Twenty-four governors, most of them Democrats, have committed to further Medicaid expansion. Nineteen Republican governors, including the governors of five of the 10 most populous states, still oppose it.
These governors — and many Republican-controlled state legislatures as well — are able to resist additional expansion because the U.S. Supreme Court gave them an escape hatch in its 2012 ruling upholding the constitutionality of the Affordable Care Act. By a 7-2 margin, the justices decided that states could not be penalized if they declined to expand Medicaid programs to include anyone with income 133 percent or less above the poverty line. That would make Medicaid available for individuals earning up to $14,856 a year; for a family of three, the figure would be $25,390. The expansion will be fully federally subsidized for the first two years, then gradually reduced to 90 percent of costs by 2020.
Originally, all Republican governors opposed expansion of Medicaid. Some such as Texas Gov. Rick Perry have done so on philosophical grounds — bluntly put, they oppose additional aid for the poor — but the larger concern for most governors is fiscal. Many governors and state legislators, including some Democrats, worry that states, which already spend an average of 15 percent of their budgets on Medicaid, will be overburdened by Medicaid costs as federal subsidies diminish.

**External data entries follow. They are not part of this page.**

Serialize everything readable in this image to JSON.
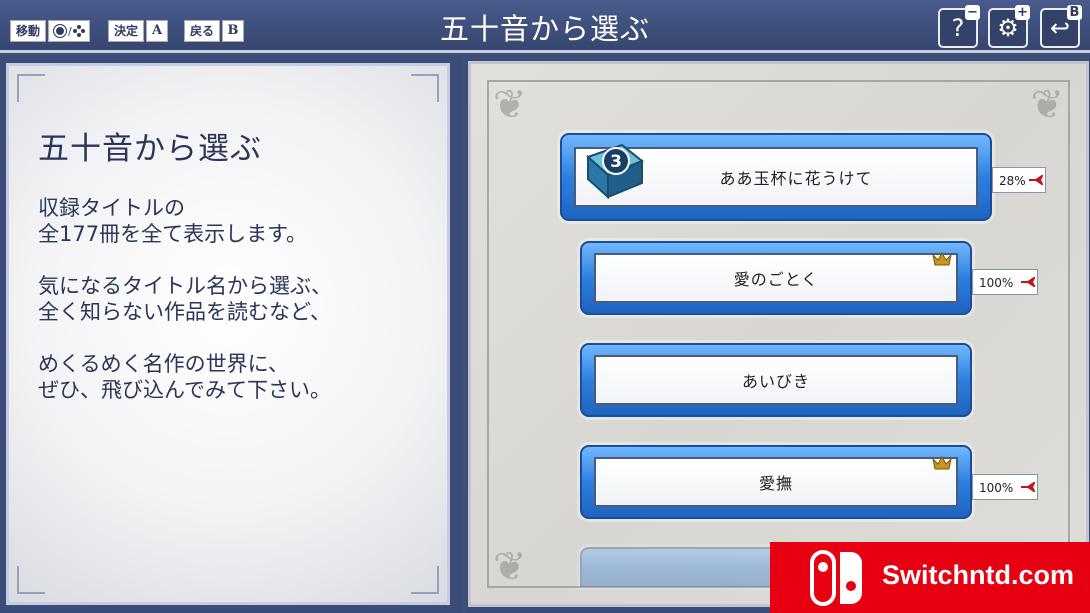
{
  "header": {
    "title": "五十音から選ぶ",
    "hints": {
      "move_label": "移動",
      "stick_separator": "/",
      "confirm_label": "決定",
      "confirm_key": "A",
      "back_label": "戻る",
      "back_key": "B"
    },
    "buttons": {
      "help_glyph": "?",
      "help_key": "−",
      "settings_glyph": "⚙",
      "settings_key": "+",
      "back_glyph": "↩",
      "back_key": "B"
    }
  },
  "info": {
    "heading": "五十音から選ぶ",
    "paragraphs": [
      "収録タイトルの\n全177冊を全て表示します。",
      "気になるタイトル名から選ぶ、\n全く知らない作品を読むなど、",
      "めくるめく名作の世界に、\nぜひ、飛び込んでみて下さい。"
    ]
  },
  "list": {
    "items": [
      {
        "title": "ああ玉杯に花うけて",
        "progress": "28%",
        "progress_value": 28,
        "crown": false,
        "volume": "3",
        "selected": true
      },
      {
        "title": "愛のごとく",
        "progress": "100%",
        "progress_value": 100,
        "crown": true,
        "selected": false
      },
      {
        "title": "あいびき",
        "progress": "",
        "crown": false,
        "selected": false
      },
      {
        "title": "愛撫",
        "progress": "100%",
        "progress_value": 100,
        "crown": true,
        "selected": false
      }
    ]
  },
  "watermark": {
    "text": "Switchntd.com"
  },
  "colors": {
    "frame": "#3c4c79",
    "item_blue": "#2d7fe0",
    "text_dark": "#2a3558",
    "watermark_red": "#e60012",
    "crown_gold": "#c8961c"
  }
}
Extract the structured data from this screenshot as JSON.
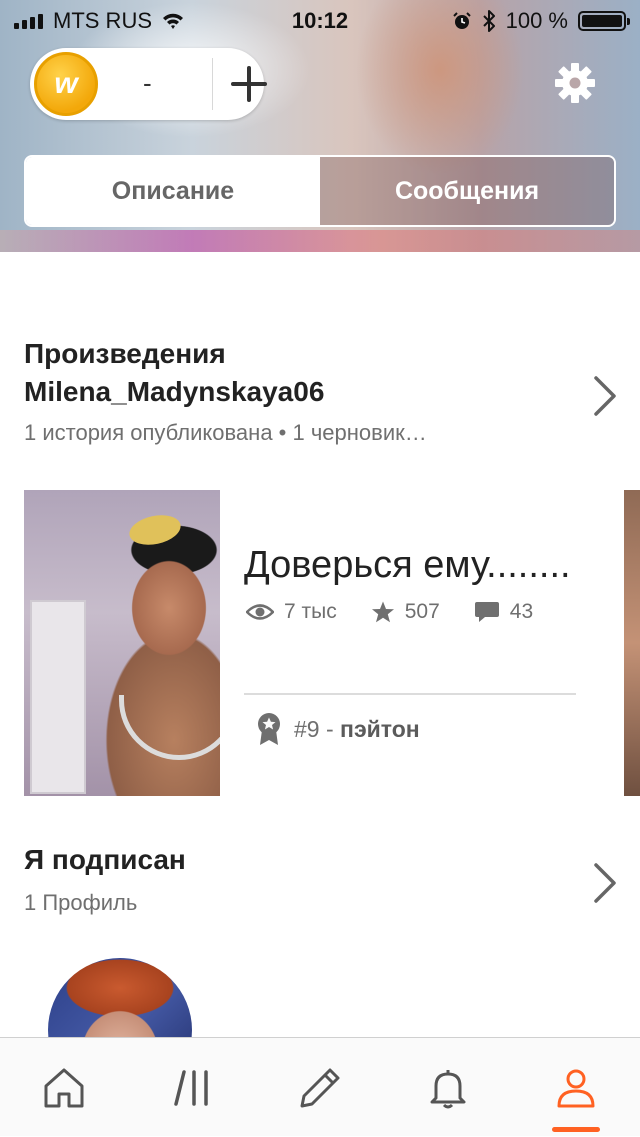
{
  "status_bar": {
    "carrier": "MTS RUS",
    "time": "10:12",
    "battery": "100 %",
    "battery_level": 1.0
  },
  "coins": {
    "icon_letter": "w",
    "count": "-",
    "add_icon": "plus-icon"
  },
  "settings": {
    "icon": "gear-icon"
  },
  "tabs": [
    {
      "label": "Описание",
      "active": true
    },
    {
      "label": "Сообщения",
      "active": false
    }
  ],
  "works": {
    "title": "Произведения",
    "username": "Milena_Madynskaya06",
    "meta": "1 история опубликована • 1 черновик…",
    "story": {
      "title": "Доверься ему........",
      "reads": "7 тыс",
      "votes": "507",
      "comments": "43",
      "rank_num": "#9",
      "rank_sep": " - ",
      "rank_tag": "пэйтон"
    }
  },
  "following": {
    "title": "Я подписан",
    "meta": "1 Профиль"
  },
  "bottom_nav": [
    {
      "name": "home",
      "icon": "home-icon"
    },
    {
      "name": "library",
      "icon": "library-icon"
    },
    {
      "name": "write",
      "icon": "pencil-icon"
    },
    {
      "name": "notifications",
      "icon": "bell-icon"
    },
    {
      "name": "profile",
      "icon": "person-icon",
      "active": true
    }
  ],
  "colors": {
    "accent": "#ff6122",
    "coin": "#f3a80a",
    "text_primary": "#222222",
    "text_secondary": "#6f6f6f"
  }
}
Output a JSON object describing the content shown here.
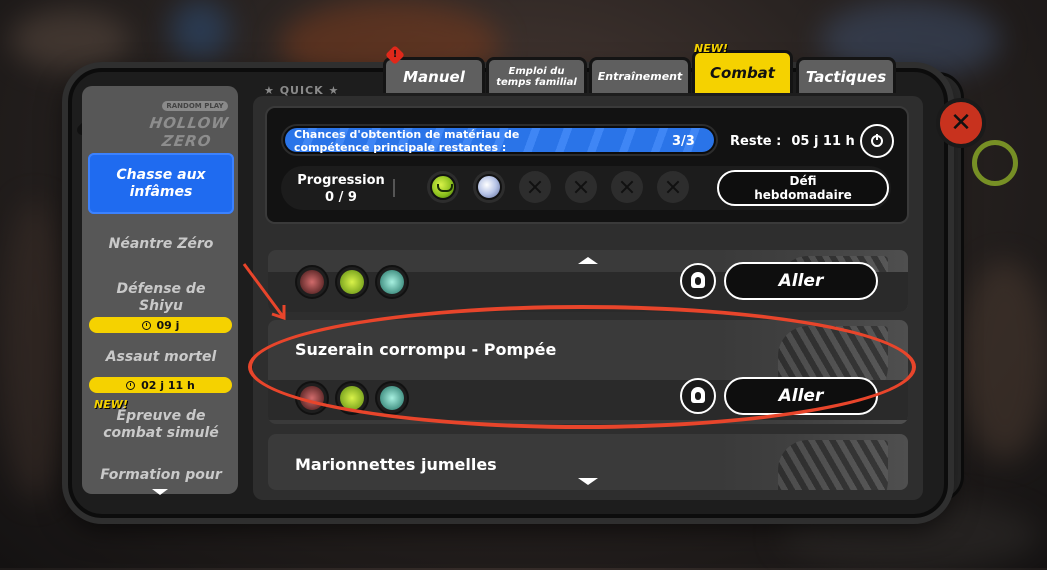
{
  "tabs": [
    {
      "label": "Manuel",
      "active": false,
      "alert": "!"
    },
    {
      "label": "Emploi du\ntemps familial",
      "active": false
    },
    {
      "label": "Entraînement",
      "active": false
    },
    {
      "label": "Combat",
      "active": true,
      "badge": "NEW!"
    },
    {
      "label": "Tactiques",
      "active": false
    }
  ],
  "logo": {
    "sub": "RANDOM PLAY",
    "main": "HOLLOW ZERO"
  },
  "quick_label": "★ QUICK ★",
  "sidebar": {
    "items": [
      {
        "label": "Chasse aux\ninfâmes",
        "active": true
      },
      {
        "label": "Néantre Zéro"
      },
      {
        "label": "Défense de\nShiyu",
        "timer": "09 j"
      },
      {
        "label": "Assaut mortel",
        "timer": "02 j 11 h"
      },
      {
        "label": "Épreuve de\ncombat simulé",
        "badge": "NEW!"
      },
      {
        "label": "Formation pour"
      }
    ]
  },
  "summary": {
    "chances_label": "Chances d'obtention de matériau de\ncompétence principale restantes :",
    "chances_count": "3/3",
    "chances_fraction": 1.0,
    "remaining_label": "Reste :",
    "remaining_value": "05 j 11 h",
    "progression_label": "Progression",
    "progression_value": "0 / 9",
    "progress_slots": [
      "green",
      "silver",
      "empty",
      "empty",
      "empty",
      "empty"
    ],
    "weekly_button": "Défi\nhebdomadaire"
  },
  "cards": [
    {
      "title": "",
      "go_label": "Aller",
      "icons": [
        "red",
        "green",
        "teal"
      ]
    },
    {
      "title": "Suzerain corrompu - Pompée",
      "go_label": "Aller",
      "icons": [
        "red",
        "green",
        "teal"
      ]
    },
    {
      "title": "Marionnettes jumelles"
    }
  ],
  "colors": {
    "accent_yellow": "#f5d200",
    "active_blue": "#1f6bf0",
    "highlight_red": "#e8452b",
    "exit_red": "#c8321e"
  }
}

Melissa Hansen, a Medicaid expert at the National Conference of State Legislatures, said there is particular unease in the states about the so-called “woodwork effect,” which holds that availability of a new service can induce patients to come out of the woodwork to get it. If the theory is valid, Medicaid expansion could be wildly expensive for states with high numbers of uninsured, because the Affordable Care Act provides federal subsidies only for persons who are newly eligible — not for those who are presently eligible but have not enrolled in Medicaid. Potentially hardest hit would be states such as Texas, where more than 26 percent of persons have no health insurance. Massachusetts, at the other end of the insurance spectrum, has only 5 percent uninsured.
As Hansen and Laura Tobler of NCSL acknowledged in a Feb. 1 webinar on Medicaid for states, the full state costs of expanding Medicaid are not yet known. Supporters of Medicaid have suggested that opponents exaggerate the “woodwork effect” to discourage expansion. In Florida, Republican Gov. Rick Scott estimated last December that Medicaid expansion would cost the state $26 billion over 10 years. Last month he lowered the estimate to $3 billion. Similarly in Virginia, the administration of Republican Gov. Bob McDonnell lowered the estimated cost of Medicaid expansion to $137.5 million from $2.2 billion over nine years.

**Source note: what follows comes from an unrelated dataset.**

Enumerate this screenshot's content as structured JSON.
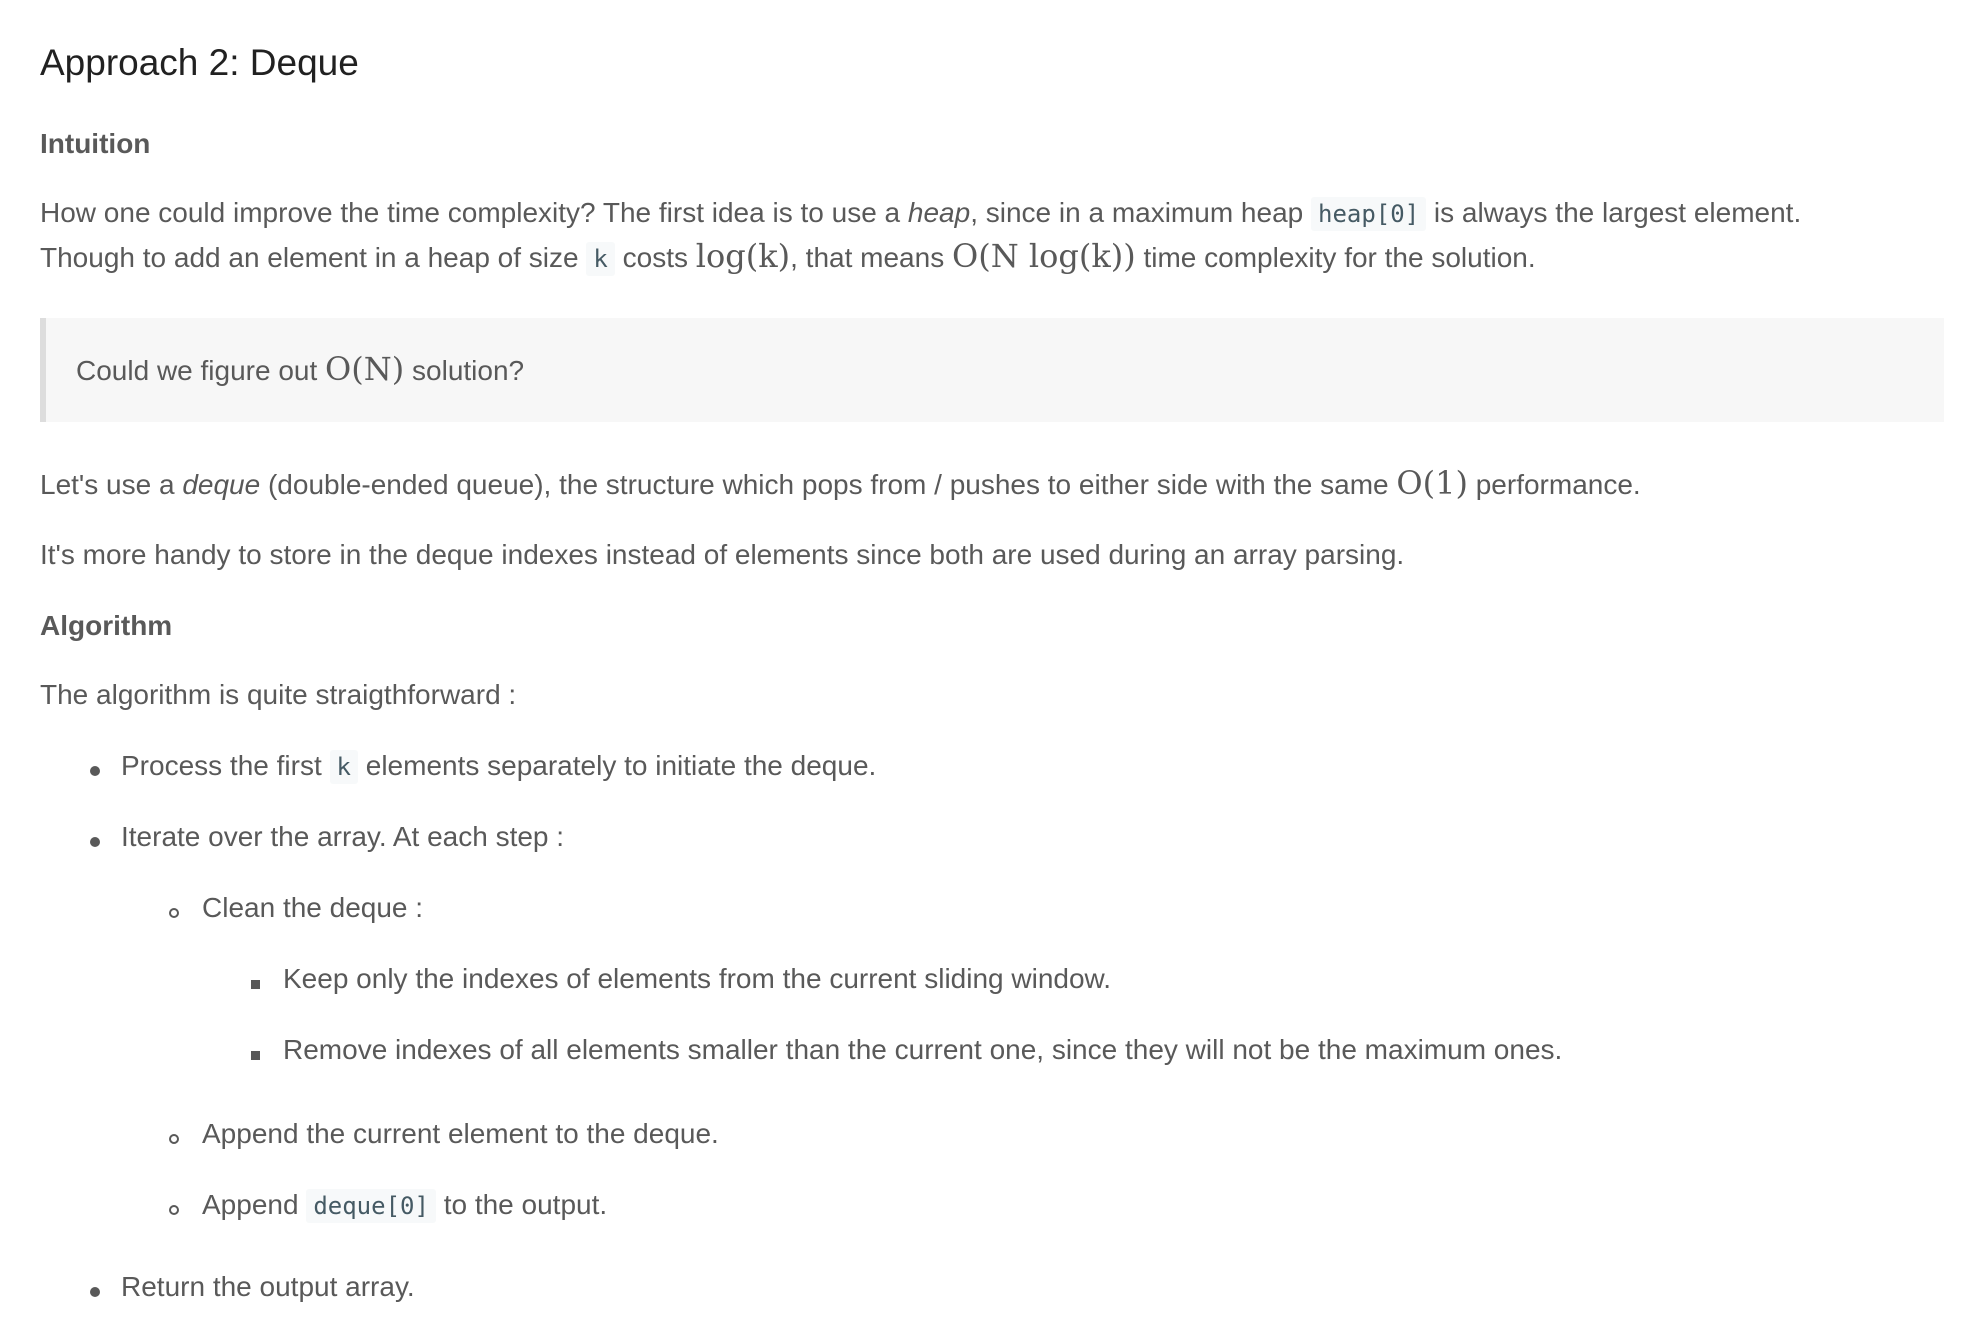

Whatever the costs, there will be a hole in the safety net if states decline to expand health care coverage for the poor. As envisioned by the Affordable Care Act, Medicaid will provide health care for those up to 133 percent above the poverty level and the exchanges will then offer affordable policies to individuals and families with income up to 400 percent above the poverty line. Without Medicaid expansion, there are likely to be millions of Americans who have too much income to qualify for Medicaid but not enough to purchase health insurance on the exchanges.
The actions of the governors in accepting a Medicaid expansion they strenuously opposed could be a sign of the times. If so, it would follow a familiar pattern. When Medicaid was created in 1965, a number of states declined to offer it. Eventually, lured by federal subsidies, all states signed up for the program.

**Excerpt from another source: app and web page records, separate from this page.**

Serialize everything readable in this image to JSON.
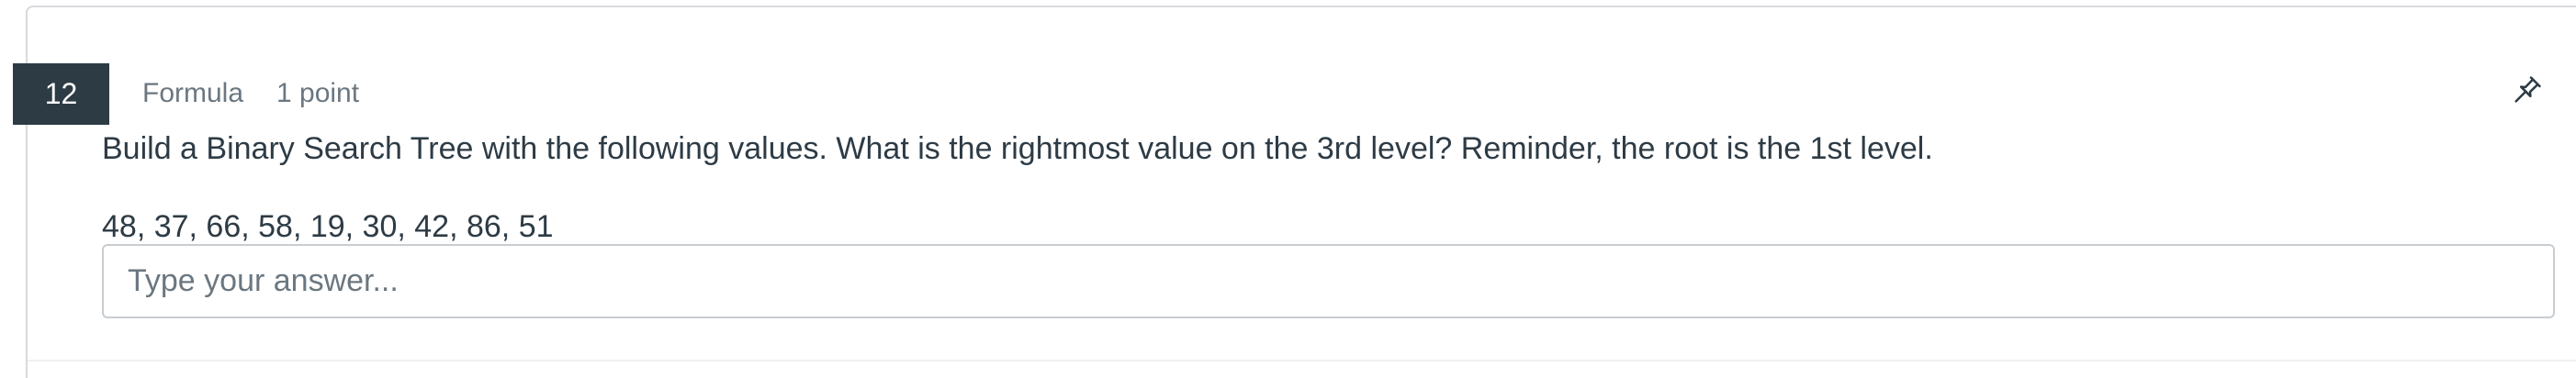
{
  "question": {
    "number": "12",
    "type": "Formula",
    "points": "1 point",
    "text": "Build a Binary Search Tree with the following values. What is the rightmost value on the 3rd level? Reminder, the root is the 1st level.",
    "values": "48, 37, 66, 58, 19, 30, 42, 86, 51",
    "pin_icon": "pin-icon"
  },
  "answer": {
    "value": "",
    "placeholder": "Type your answer..."
  },
  "colors": {
    "badge_background": "#2d3b45",
    "badge_text": "#ffffff",
    "text": "#2d3b45",
    "muted_text": "#6b7780",
    "border": "#c7cdd1"
  }
}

Arizona in 1982 was the last state to provide Medicaid. If Brewer has her way, it will be in the forefront of those expanding it.
— Lou Cannon, a Summerland resident, is a longtime national political writer and acclaimed presidential biographer. His most recent book — co-authored with his son, Carl — is Reagan’s Disciple: George W. Bush’s Troubled Quest for a Presidential Legacy. Cannon also is an editorial adviser to State Net Capitol Journal, which published this column originally. Click here to read previous columns. The opinions expressed are his own.